One Man and a Mower Lawn Care
We didn’t always have a love affair with lawns. It was not until the industrial revolution that lawns became practical for most Americans. Lawns were seen as a luxury because only the wealthy could afford grounds keepers to maintain the grass with scythes. Most people also could not afford the cattle or sheep to graze the yard and keep grass at a manageable height.
In the 16th Century Renaissance, lawns were cultivated by the wealthy in both France and England. The ground, however, was more likely to be planted with chamomile or thyme than with grass. Both chamomile and thyme make excellent alternatives to grass in modern lawns.
The closely cut lawns of grass first emerged in 17th century England at the homes of the wealthy landowners. Many of the wealthy had large sweeping green lawns that ran across their estates. Americans that had enough money to travel overseas returned to the United States with images of the English lawn planted in their imaginations. While sheep were still grazed on many such park-lands, land owners began to increasingly depend on human labor to care for the grass nearest their homes. Before lawnmowers, only the rich could afford to hire the workers needed to scythe and weed the grass, so a lawn was seen as an indication of wealth and status.
Try as we might, it wasn’t easy to reproduce a beautiful English lawn. After all, people could not run down to their hardware store and pick up a bag of grass seed. The grasses native to America proved unsuitable for a tidy and well-controlled lawn, and our more extreme climate was less than hospitable to the English grass seeds.
The right grass and treatments weren’t the only problems facing homeowners wanting the perfect lawn. Providing adequate water to keep the grass green in summer was a challenge. It wasn’t easy hauling a bucket of water out to the yard during the summer droughts. Cutting the grass also presented a challenge. The lawns in England were trimmed with scythes. This is an expensive process that took a certain amount of finesse, or required livestock to be grazed on the greens.
Mechanical mowing was developed in the 19th century. There is a general agreement that an Englishman by the name of Edwin Budding who an engineer at a textile mill developed the cylinder, or reel-type mower. The reel mower is a series of blades placed around a cylinder that has a push handle that is similar to a machine used in a cloth factory for trimming the nap on velvet. In 1870, Elwood McGuire, who lived in Richmond, Indiana successfully designed a machine that brought push mowing to the common person. By 1885, companies were building 50,000 lawnmowers a year and shipping them to every country on the globe.
The American Garden Club is responsible for the popularity of a green front lawn.
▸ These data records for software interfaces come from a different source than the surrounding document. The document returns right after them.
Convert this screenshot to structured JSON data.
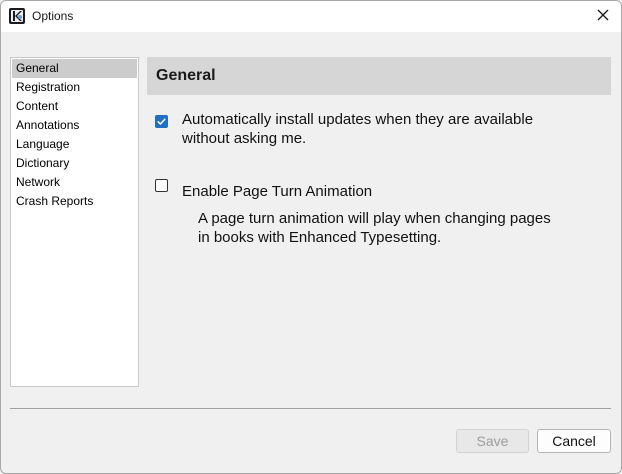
{
  "window": {
    "title": "Options",
    "icon": "kindle-reader-icon"
  },
  "sidebar": {
    "selected_index": 0,
    "items": [
      {
        "label": "General"
      },
      {
        "label": "Registration"
      },
      {
        "label": "Content"
      },
      {
        "label": "Annotations"
      },
      {
        "label": "Language"
      },
      {
        "label": "Dictionary"
      },
      {
        "label": "Network"
      },
      {
        "label": "Crash Reports"
      }
    ]
  },
  "main": {
    "section_title": "General",
    "options": [
      {
        "checked": true,
        "label_line1": "Automatically install updates when they are available",
        "label_line2": "without asking me."
      },
      {
        "checked": false,
        "label_line1": "Enable Page Turn Animation",
        "desc_line1": "A page turn animation will play when changing pages",
        "desc_line2": "in books with Enhanced Typesetting."
      }
    ]
  },
  "footer": {
    "save_label": "Save",
    "save_enabled": false,
    "cancel_label": "Cancel"
  },
  "colors": {
    "checkbox_accent": "#1f6fc5",
    "selected_nav": "#cccccc",
    "header_bar": "#d6d6d6"
  }
}
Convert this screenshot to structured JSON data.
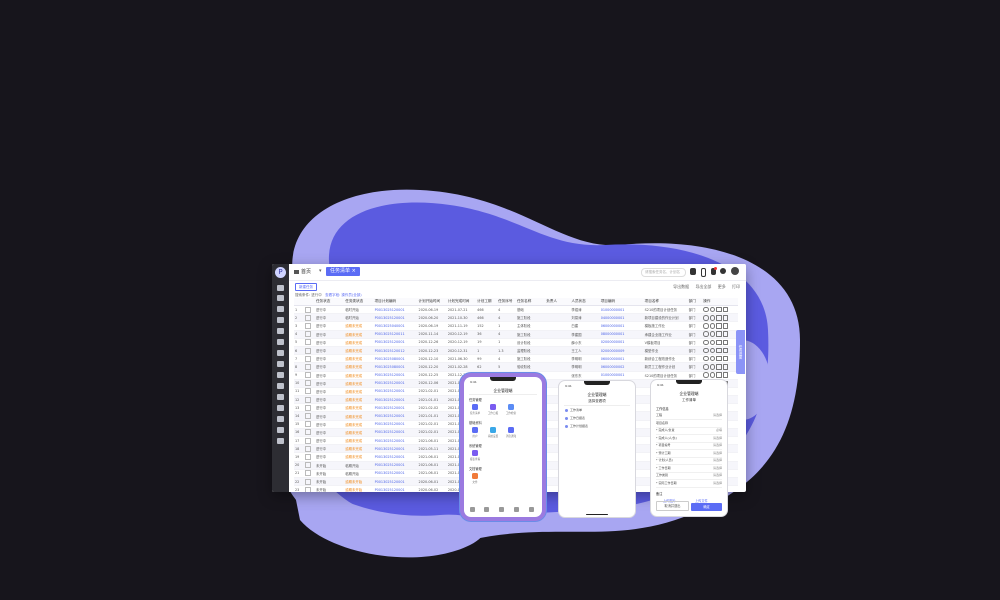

By the use of contests and other publicity, the Garden Club convinced business and homeowners that they had a civic duty to grow and maintain a healthy green lawn.
Norman Haga offers a small boutique lawn care service, “One Man and a Mower Lawn care,” that takes pride in the tradition and history of lawn care.